January 1, 2018
The City of Cleveland will keep four recreation centers open as warming centers for the next 24 hours. We will reevaluate tomorrow to determine the further need to keep warming centers open.
As a reminder, all recreation centers are open and may be used as a warming location during their regular operating hours. The designated recreation centers listed below will remain open for 24 hour operations as warming centers.
The locations are:
- Zelma Watson George Recreation Center: 3155 Martin Luther King, Jr. Drive, Cleveland, Ohio 44104 (http://bit.ly/2BIQ7i3)
- Collinwood Recreation Center: 16300 Lakeshore Blvd., Cleveland, Ohio 44110 (http://bit.ly/2BKd8AW)
- Michael Zone Recreation Center: 6301 Lorain Avenue, Cleveland, Ohio 44102 (http://bit.ly/2l6Vd1c)
- Lonnie Burten Recreation Center: 2511 East 46th Street, Cleveland, Ohio 44104 (http://bit.ly/2BZfbFy)
The City also is providing residents with the following cold weather safety tips:
1. Check emergency supply kits
Do you have extra winter clothes, sufficient food and water, extra batteries, flashlights, and a battery or hand-crank radio?
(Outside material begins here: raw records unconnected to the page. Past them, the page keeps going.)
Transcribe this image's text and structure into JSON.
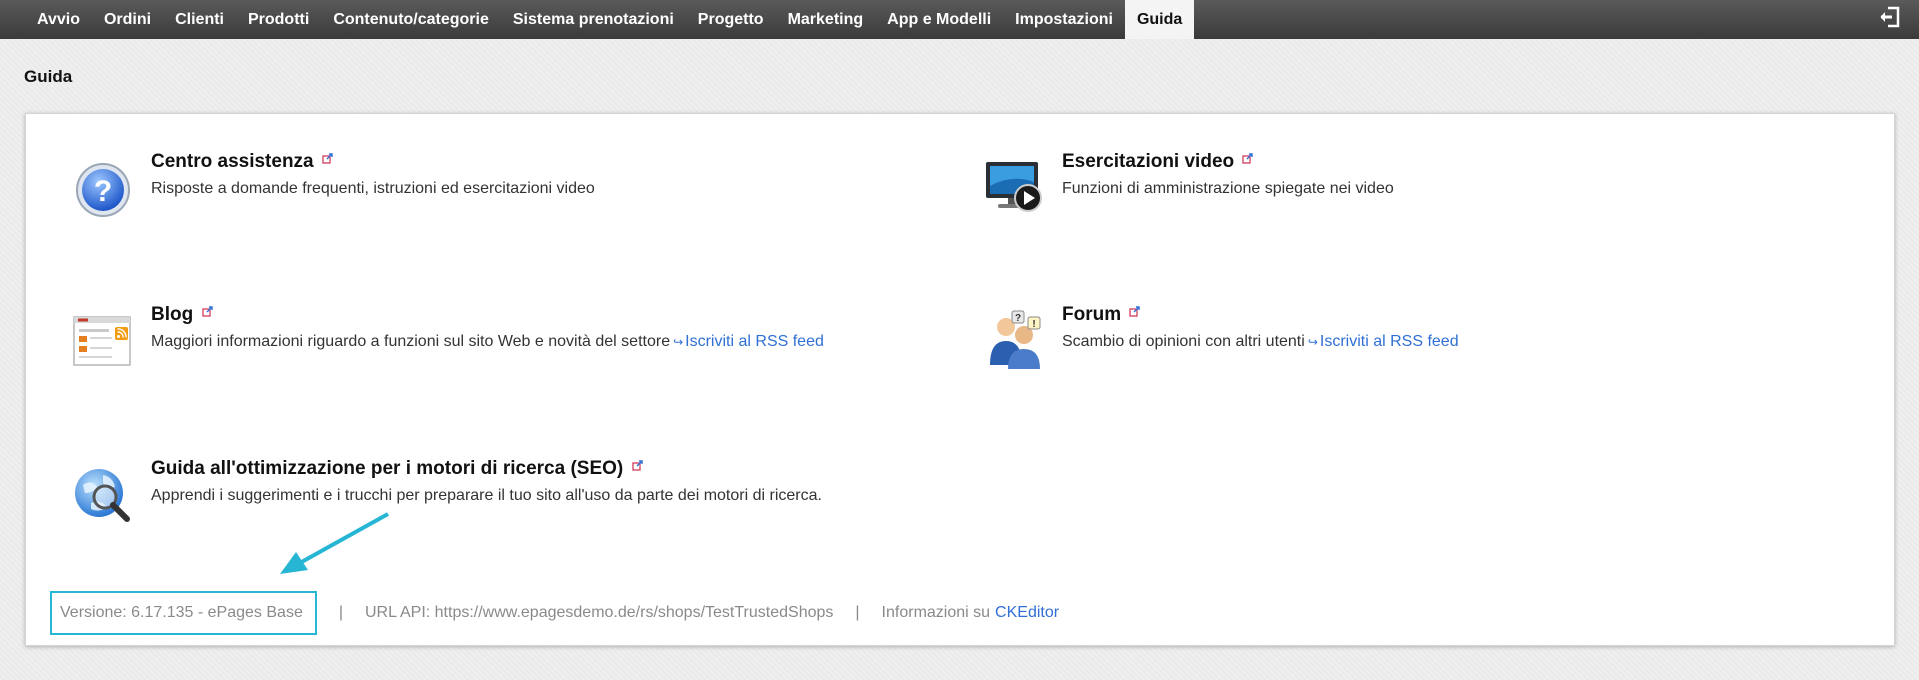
{
  "nav": {
    "items": [
      {
        "label": "Avvio"
      },
      {
        "label": "Ordini"
      },
      {
        "label": "Clienti"
      },
      {
        "label": "Prodotti"
      },
      {
        "label": "Contenuto/categorie"
      },
      {
        "label": "Sistema prenotazioni"
      },
      {
        "label": "Progetto"
      },
      {
        "label": "Marketing"
      },
      {
        "label": "App e Modelli"
      },
      {
        "label": "Impostazioni"
      },
      {
        "label": "Guida"
      }
    ],
    "active": "Guida",
    "logout_icon": "logout-icon"
  },
  "page": {
    "title": "Guida"
  },
  "entries": {
    "help_center": {
      "title": "Centro assistenza",
      "desc": "Risposte a domande frequenti, istruzioni ed esercitazioni video",
      "icon": "help-question-icon"
    },
    "video": {
      "title": "Esercitazioni video",
      "desc": "Funzioni di amministrazione spiegate nei video",
      "icon": "video-monitor-icon"
    },
    "blog": {
      "title": "Blog",
      "desc": "Maggiori informazioni riguardo a funzioni sul sito Web e novità del settore",
      "rss": "Iscriviti al RSS feed",
      "icon": "blog-rss-icon"
    },
    "forum": {
      "title": "Forum",
      "desc": "Scambio di opinioni con altri utenti",
      "rss": "Iscriviti al RSS feed",
      "icon": "forum-users-icon"
    },
    "seo": {
      "title": "Guida all'ottimizzazione per i motori di ricerca (SEO)",
      "desc": "Apprendi i suggerimenti e i trucchi per preparare il tuo sito all'uso da parte dei motori di ricerca.",
      "icon": "seo-globe-magnifier-icon"
    }
  },
  "footer": {
    "version": "Versione: 6.17.135 - ePages Base",
    "sep": "|",
    "api_url": "URL API: https://www.epagesdemo.de/rs/shops/TestTrustedShops",
    "info_prefix": "Informazioni su",
    "info_link": "CKEditor"
  },
  "colors": {
    "accent": "#26b6d4",
    "link": "#2f6fd6",
    "nav_bg": "#3f3f3f"
  }
}
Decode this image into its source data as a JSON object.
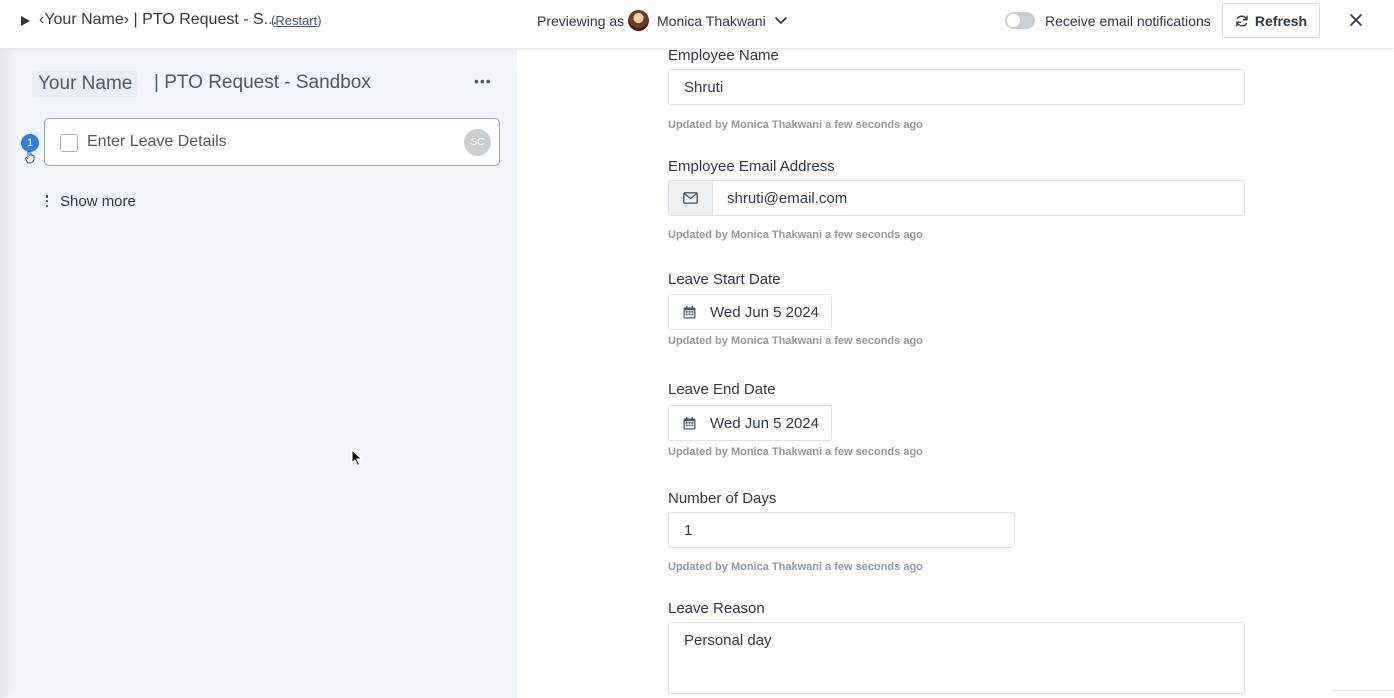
{
  "topbar": {
    "workflow_title": "‹Your Name› | PTO Request - S...",
    "restart_label": "Restart",
    "previewing_as_label": "Previewing as",
    "preview_user": "Monica Thakwani",
    "notifications_label": "Receive email notifications",
    "notifications_enabled": false,
    "refresh_label": "Refresh"
  },
  "left_panel": {
    "name_chip": "Your Name",
    "title": "| PTO Request - Sandbox",
    "tasks": [
      {
        "step": "1",
        "label": "Enter Leave Details",
        "assignee_initials": "SC",
        "completed": false
      }
    ],
    "show_more_label": "Show more"
  },
  "form": {
    "fields": [
      {
        "label": "Employee Name",
        "value": "Shruti",
        "meta": "Updated by Monica Thakwani a few seconds ago"
      },
      {
        "label": "Employee Email Address",
        "value": "shruti@email.com",
        "meta": "Updated by Monica Thakwani a few seconds ago"
      },
      {
        "label": "Leave Start Date",
        "value": "Wed Jun 5 2024",
        "meta": "Updated by Monica Thakwani a few seconds ago"
      },
      {
        "label": "Leave End Date",
        "value": "Wed Jun 5 2024",
        "meta": "Updated by Monica Thakwani a few seconds ago"
      },
      {
        "label": "Number of Days",
        "value": "1",
        "meta": "Updated by Monica Thakwani a few seconds ago"
      },
      {
        "label": "Leave Reason",
        "value": "Personal day"
      }
    ]
  },
  "icons": {
    "play": "play-icon",
    "chevron": "chevron-down-icon",
    "refresh": "refresh-icon",
    "close": "close-icon",
    "email": "envelope-icon",
    "calendar": "calendar-icon",
    "kebab": "kebab-icon",
    "hand": "hand-pointer-icon"
  },
  "colors": {
    "accent": "#2f7fd8",
    "left_panel_bg": "#f1f5f9",
    "text": "#2f3a45",
    "meta_text": "#8f9aa5"
  }
}
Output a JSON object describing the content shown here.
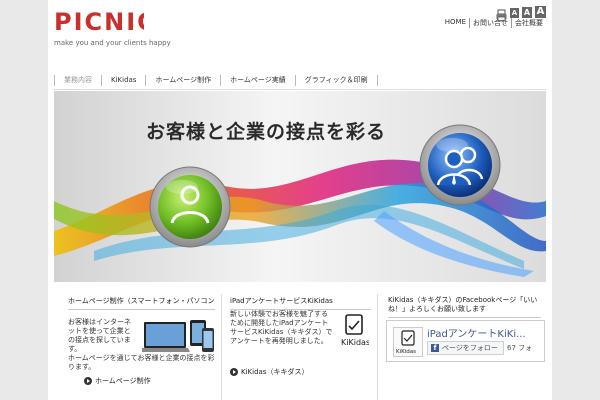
{
  "header": {
    "logo_text": "PICNIC",
    "tagline": "make you and your clients happy",
    "font_size_controls": [
      "A",
      "A",
      "A"
    ],
    "util_nav": [
      "HOME",
      "お問い合せ",
      "会社概要"
    ]
  },
  "nav": {
    "items": [
      "業務内容",
      "KiKidas",
      "ホームページ制作",
      "ホームページ実績",
      "グラフィック＆印刷"
    ]
  },
  "hero": {
    "title": "お客様と企業の接点を彩る"
  },
  "panels": {
    "web": {
      "title": "ホームページ制作（スマートフォン・パソコン）",
      "text_wrapped": "お客様はインターネットを使って企業との接点を探しています。",
      "text_full": "ホームページを通じてお客様と企業の接点を彩ります。",
      "more_label": "ホームページ制作"
    },
    "ipad": {
      "title": "iPadアンケートサービスKiKidas",
      "text": "新しい体験でお客様を魅了するために開発したiPadアンケートサービスKiKidas（キキダス）でアンケートを再発明しました。",
      "logo_text": "KiKidas",
      "more_label": "KiKidas（キキダス）"
    },
    "facebook": {
      "title": "KiKidas（キキダス）のFacebookページ「いいね！」よろしくお願い致します",
      "page_name": "iPadアンケートKiKi...",
      "thumb_text": "KiKidas",
      "follow_label": "ページをフォロー",
      "count": "67 フォ"
    }
  },
  "colors": {
    "brand_red": "#c9302c",
    "green_icon": "#6dbb23",
    "blue_icon": "#1f5fbf",
    "facebook_blue": "#3b5998"
  }
}
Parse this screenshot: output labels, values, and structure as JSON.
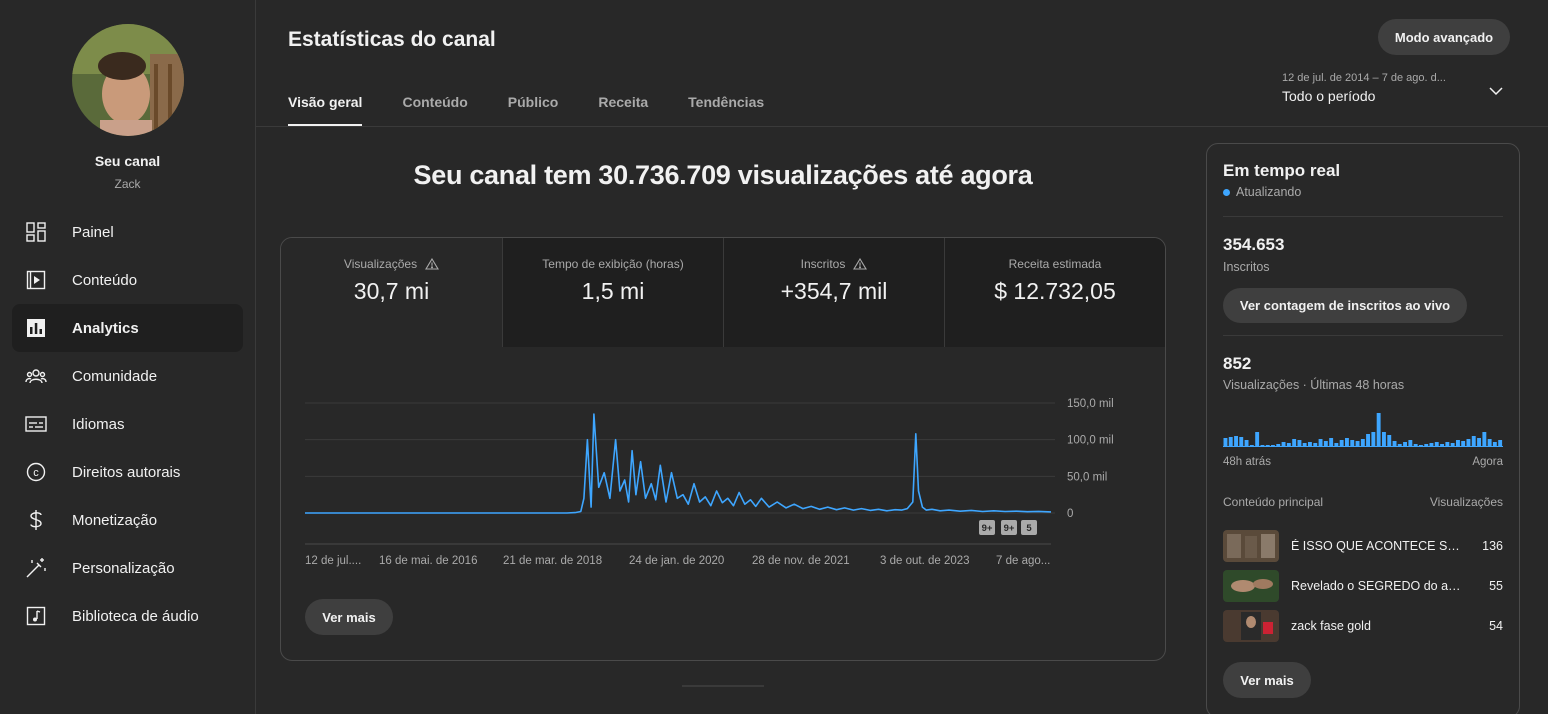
{
  "sidebar": {
    "channel_name": "Seu canal",
    "channel_handle": "Zack",
    "items": [
      {
        "label": "Painel",
        "icon": "dashboard-icon"
      },
      {
        "label": "Conteúdo",
        "icon": "content-icon"
      },
      {
        "label": "Analytics",
        "icon": "analytics-icon",
        "active": true
      },
      {
        "label": "Comunidade",
        "icon": "community-icon"
      },
      {
        "label": "Idiomas",
        "icon": "subtitles-icon"
      },
      {
        "label": "Direitos autorais",
        "icon": "copyright-icon"
      },
      {
        "label": "Monetização",
        "icon": "dollar-icon"
      },
      {
        "label": "Personalização",
        "icon": "magic-wand-icon"
      },
      {
        "label": "Biblioteca de áudio",
        "icon": "audio-library-icon"
      }
    ]
  },
  "header": {
    "title": "Estatísticas do canal",
    "advanced_mode": "Modo avançado",
    "tabs": [
      "Visão geral",
      "Conteúdo",
      "Público",
      "Receita",
      "Tendências"
    ],
    "period_range": "12 de jul. de 2014 – 7 de ago. d...",
    "period_label": "Todo o período"
  },
  "headline": "Seu canal tem 30.736.709 visualizações até agora",
  "metrics": [
    {
      "label": "Visualizações",
      "value": "30,7 mi",
      "warning": true
    },
    {
      "label": "Tempo de exibição (horas)",
      "value": "1,5 mi",
      "warning": false
    },
    {
      "label": "Inscritos",
      "value": "+354,7 mil",
      "warning": true
    },
    {
      "label": "Receita estimada",
      "value": "$ 12.732,05",
      "warning": false
    }
  ],
  "chart_data": {
    "type": "line",
    "x_tick_labels": [
      "12 de jul....",
      "16 de mai. de 2016",
      "21 de mar. de 2018",
      "24 de jan. de 2020",
      "28 de nov. de 2021",
      "3 de out. de 2023",
      "7 de ago..."
    ],
    "y_tick_labels": [
      "150,0 mil",
      "100,0 mil",
      "50,0 mil",
      "0"
    ],
    "ylim": [
      0,
      150000
    ],
    "xlim": [
      "2014-07-12",
      "2025-08-07"
    ],
    "series_color": "#3ea6ff",
    "series": [
      {
        "x": [
          "2014-07-12",
          "2016-01-01",
          "2017-06-01",
          "2018-06-01",
          "2018-07-15",
          "2018-08-15",
          "2018-09-01",
          "2018-09-20",
          "2018-10-10",
          "2018-10-25",
          "2018-11-20",
          "2018-12-20",
          "2019-01-20",
          "2019-02-20",
          "2019-03-15",
          "2019-04-10",
          "2019-05-01",
          "2019-05-20",
          "2019-06-10",
          "2019-07-05",
          "2019-08-01",
          "2019-09-01",
          "2019-09-25",
          "2019-10-20",
          "2019-11-20",
          "2019-12-20",
          "2020-01-20",
          "2020-02-20",
          "2020-03-20",
          "2020-04-20",
          "2020-05-20",
          "2020-06-20",
          "2020-07-20",
          "2020-08-20",
          "2020-09-20",
          "2020-10-20",
          "2020-11-20",
          "2020-12-20",
          "2021-01-20",
          "2021-02-20",
          "2021-03-20",
          "2021-04-20",
          "2021-06-01",
          "2021-07-15",
          "2021-09-01",
          "2021-10-15",
          "2021-12-01",
          "2022-01-15",
          "2022-03-01",
          "2022-04-15",
          "2022-06-01",
          "2022-07-15",
          "2022-09-01",
          "2022-10-15",
          "2022-12-01",
          "2023-01-15",
          "2023-03-01",
          "2023-04-15",
          "2023-05-20",
          "2023-06-20",
          "2023-07-20",
          "2023-08-05",
          "2023-08-20",
          "2023-09-10",
          "2023-10-01",
          "2023-11-01",
          "2023-12-15",
          "2024-02-01",
          "2024-04-01",
          "2024-06-01",
          "2024-08-01",
          "2024-10-01",
          "2024-12-01",
          "2025-02-01",
          "2025-04-01",
          "2025-06-01",
          "2025-08-07"
        ],
        "y": [
          0,
          0,
          0,
          0,
          500,
          2000,
          20000,
          100000,
          8000,
          135000,
          35000,
          55000,
          20000,
          100000,
          30000,
          45000,
          15000,
          85000,
          25000,
          70000,
          20000,
          40000,
          18000,
          65000,
          15000,
          55000,
          20000,
          25000,
          12000,
          40000,
          15000,
          22000,
          10000,
          30000,
          14000,
          20000,
          10000,
          28000,
          12000,
          18000,
          9000,
          20000,
          8000,
          15000,
          7000,
          12000,
          6000,
          9000,
          5000,
          8000,
          4500,
          7000,
          4000,
          6000,
          3500,
          5000,
          3000,
          4500,
          4000,
          6000,
          15000,
          108000,
          30000,
          8000,
          4000,
          5000,
          3000,
          4000,
          2500,
          3500,
          2000,
          3000,
          2000,
          2500,
          1800,
          2200,
          1500
        ]
      }
    ],
    "annotations": [
      "9+",
      "9+",
      "5"
    ]
  },
  "more_button": "Ver mais",
  "realtime": {
    "title": "Em tempo real",
    "status": "Atualizando",
    "subscribers_value": "354.653",
    "subscribers_label": "Inscritos",
    "live_count_button": "Ver contagem de inscritos ao vivo",
    "views_value": "852",
    "views_label": "Visualizações · Últimas 48 horas",
    "bars": [
      8,
      9,
      10,
      9,
      6,
      1,
      14,
      1,
      1,
      1,
      2,
      4,
      3,
      7,
      6,
      3,
      4,
      3,
      7,
      5,
      8,
      3,
      6,
      8,
      6,
      5,
      7,
      12,
      14,
      33,
      14,
      11,
      5,
      2,
      4,
      6,
      2,
      1,
      2,
      3,
      4,
      2,
      4,
      3,
      6,
      5,
      7,
      10,
      8,
      14,
      7,
      4,
      6
    ],
    "axis_left": "48h atrás",
    "axis_right": "Agora",
    "top_content_header": "Conteúdo principal",
    "top_content_value_header": "Visualizações",
    "top_content": [
      {
        "title": "É ISSO QUE ACONTECE SE ...",
        "views": "136"
      },
      {
        "title": "Revelado o SEGREDO do ant...",
        "views": "55"
      },
      {
        "title": "zack fase gold",
        "views": "54"
      }
    ],
    "more_button": "Ver mais"
  }
}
What about medications, toys for the kids, pet food, and copies of important information such as numbers for your local utilities? While checking on your own supplies, take some time to check on your neighbors and the elderly. Ensure that all smoke alarms and carbon monoxide detectors in your home are working properly. Also, remember to keep your cell phones charged in case of a power outage.
2. Take personal precautions and check on the vulnerable
The cold weather may put a strain on your heart; follow your doctor’s advice about shoveling snow or other strenuous work. Many injuries result from falls on ice-covered surfaces; make sure to keep steps and walkways clean and free of ice. Infants and the elderly are most at risk for cold-related illness; keep in touch with elderly or at-risk neighbors or relatives, making sure they are safe and that their homes are adequately heated.
3. Dress appropriately in the cold
Almost all cases of hypothermia and frostbite are preventable. If you must be outside, dress appropriately: wear loose fitting layers to provide overall body warmth, a hat, scarf, mittens and boots will provide additional protection from the elements. Cover your mouth with a scarf to protect your lungs. Keep dry, change wet clothing frequently to prevent a loss of body heat. If you suspect hypothermia or frostbite, call 911 immediately; if possible, protect the person from further exposure to the cold, remove any wet clothing and warm without rubbing the affected areas.
4. Pay attention to snow parking bans
If snow accumulation exceeds 2 inches or more, a Snow Emergency Parking Ban may be enacted. The ban allows plows sufficient time to remove snow and ice and move through city streets at a good pace. When a snow ban goes into effect, stopping, standing, and parking of vehicles will be restricted and prohibited on City streets with posted red and white signs. Anyone who fails to comply will be ticketed and towed.
5. Don’t Block the Box
Ensure you can move all the way through an intersection before the traffic signal changes. Stopping in the middle of an intersection prohibits oncoming vehicles from passing through that intersection and can result in grid lock. In addition, be aware of traffic control officers who may be outside on the street directing traffic.
6. Keep Vehicles Clear of Snow
Before driving, remove snow from hoods and roofs of cars, as well as windshields, windows and mirrors, to maintain visibility when driving in winter.
7. Bring pets/companion animals inside during winter weather
Move other animals or livestock to sheltered areas with non-frozen drinking water. Don’t forget or skip planning and preparing for your animals!
Winter weather brings many challenges for our citizens and in order to stay abreast of emergencies during this winter season the City encourages everyone to sign up for CodeRED. It is simple and easy to access. Click on this link and follow the online instructions.